Natives of Jauja, Junín (Central Peruvian Andes), Bonilla and Hurtado have educated generations of musicians, dancers and scholars in different ways: working on music revitalization projects in the Andes, partnering with organizations to support migrant communities in South Florida, starting children’s orchestras in Miami and Jauja, raising awareness on the relevance of Andean heritage in today’s world.

Along with some of the current Kuyayky members, they will be offering a music and dance presentation during Thinking Andean Studies at the University of Pennsylvania, Philadelphia.

Event is Free and Open to the Public

Kuyayky at Penn
Friday, February 10th, 2017: 7pm
Penn Museum (3260 South Street, Philadelphia)

Fore more info about the “Thinking Andean Studies Conference”, click here:


Penn students were featured on Peru’s Quechua-Language News Broadcast “Ñuqanchik”


On Friday, December 16th, 2016, Penn students were featured on Peru’s First-Ever Quechua Language News Broadcast “Ñuqanchik“.

According El País, the program’s title Ñuqanchik is the Quechua word for the inclusive “we”, as opposed to the more limited notion of “ñuqayku”, which refers more specifically to a collective. Such linguistic nuances will be fundamental to Ñoqanchik’s news style, and as anchor Clodimoro Landeo explained, “Quechua isn’t only useful to translate or repeat what is said in Spanish, but rather to give other references. Its principal value is in complementing the same information through a different perspective. For example, in Quechua water isn’t just a chemical element, but also a vital element. It has a different value.”  – Source: Remezcla


Penn students sent greetings and congratulated “Ñuqanchik” for their work on making Quechua relevant on TV. Ñuqanchik is produced by TV Perú and Radio Nacional – Peru’s public television and radio networks.


Watch the video here:

Peruvian Community gathering with the Consul of Peru

Wednesday, November 16th at 6pm

Greenfield Intercultural Center at Penn
(3708 Chesnut Street, Philadelphia, PA 19104)

Peruvian Community gathering with the Consul of Peru

Mr. Vitaliano Gallardo, the Consul of Peru for New Jersey and Pennsylvania, visited Penn. Peruvians, Peruvian-Americans and the Peru lovers community came for an informal gathering with him. We haved Peruvian food and music.


Facebook event page, here
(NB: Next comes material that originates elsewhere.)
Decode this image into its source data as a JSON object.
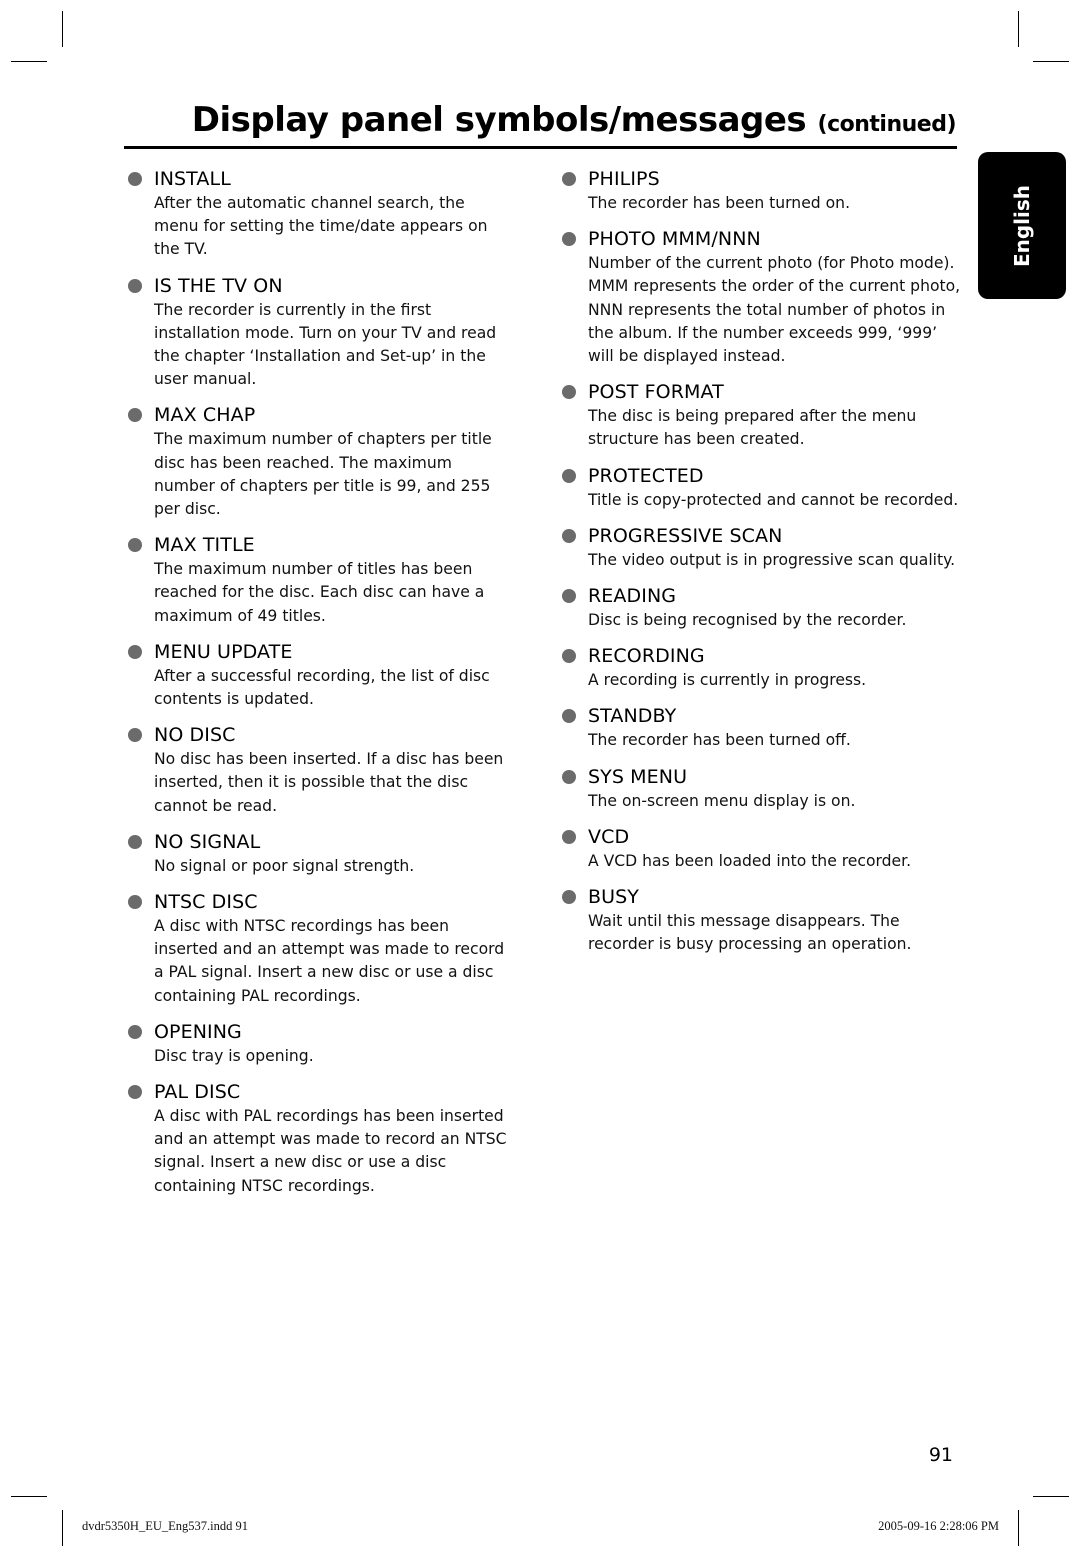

Julia García, promoter of Quechua and Bolivian culture at QSAM


On November 5th, during the second edition of the Quechua Student Alliance Meeting (QSAM) at the University of Pennsylvania, Philadelphia, we recognized Ms. Julia Garcia for her life-long committed to promote Quechua and Bolivian Culture in the United States.

Garcia, a native from Cochambamba, is an executive council member at Comité Pro Bolivia, she also teaches at Jefferson Middle School in Arglington Va, and is a language partner for the Washington DC-based Global Languages Network.

For more info about QSAM please, click here.